** Work to complete **
Return each line of the records below in which the string "JSON" turns up.

Website and app data records:

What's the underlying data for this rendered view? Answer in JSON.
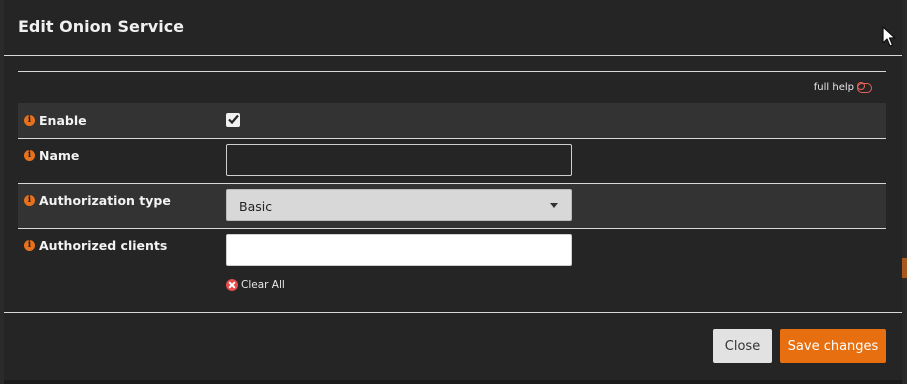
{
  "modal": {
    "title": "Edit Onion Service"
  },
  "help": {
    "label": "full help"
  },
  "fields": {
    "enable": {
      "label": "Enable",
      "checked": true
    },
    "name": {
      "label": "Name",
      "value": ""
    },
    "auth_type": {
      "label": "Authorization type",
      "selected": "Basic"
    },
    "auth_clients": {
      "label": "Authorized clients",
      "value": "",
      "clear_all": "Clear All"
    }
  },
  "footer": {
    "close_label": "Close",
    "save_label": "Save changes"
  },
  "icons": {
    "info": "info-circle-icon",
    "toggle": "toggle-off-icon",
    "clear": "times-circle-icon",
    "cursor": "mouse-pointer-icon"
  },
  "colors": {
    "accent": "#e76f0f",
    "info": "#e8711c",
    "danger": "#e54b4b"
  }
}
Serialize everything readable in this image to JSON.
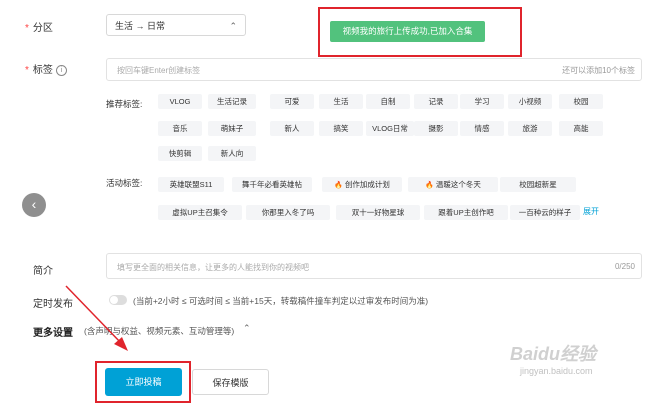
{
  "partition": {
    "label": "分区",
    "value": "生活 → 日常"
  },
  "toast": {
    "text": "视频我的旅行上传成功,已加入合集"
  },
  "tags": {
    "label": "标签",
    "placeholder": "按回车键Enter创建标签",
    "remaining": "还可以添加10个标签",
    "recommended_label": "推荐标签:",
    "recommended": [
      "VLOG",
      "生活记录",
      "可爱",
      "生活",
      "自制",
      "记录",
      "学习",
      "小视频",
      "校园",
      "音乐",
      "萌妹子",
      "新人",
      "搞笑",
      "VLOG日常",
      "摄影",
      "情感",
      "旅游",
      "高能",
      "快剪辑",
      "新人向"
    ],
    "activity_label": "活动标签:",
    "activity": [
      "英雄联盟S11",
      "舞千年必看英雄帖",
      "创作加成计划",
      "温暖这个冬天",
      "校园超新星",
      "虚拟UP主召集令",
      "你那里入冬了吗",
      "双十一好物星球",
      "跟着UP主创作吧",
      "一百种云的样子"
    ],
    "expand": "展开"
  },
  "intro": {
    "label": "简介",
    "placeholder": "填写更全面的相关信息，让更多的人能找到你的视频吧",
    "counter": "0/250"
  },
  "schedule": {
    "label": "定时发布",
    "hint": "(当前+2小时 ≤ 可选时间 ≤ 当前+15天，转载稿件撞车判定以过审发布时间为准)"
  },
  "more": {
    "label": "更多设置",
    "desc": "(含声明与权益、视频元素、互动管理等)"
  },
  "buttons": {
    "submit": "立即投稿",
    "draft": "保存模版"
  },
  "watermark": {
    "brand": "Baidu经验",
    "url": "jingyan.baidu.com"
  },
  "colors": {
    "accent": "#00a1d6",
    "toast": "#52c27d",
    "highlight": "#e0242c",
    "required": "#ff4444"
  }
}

** Answer **
What's the underlying data for this rendered view? Answer in JSON.
Serialize everything readable in this image to JSON.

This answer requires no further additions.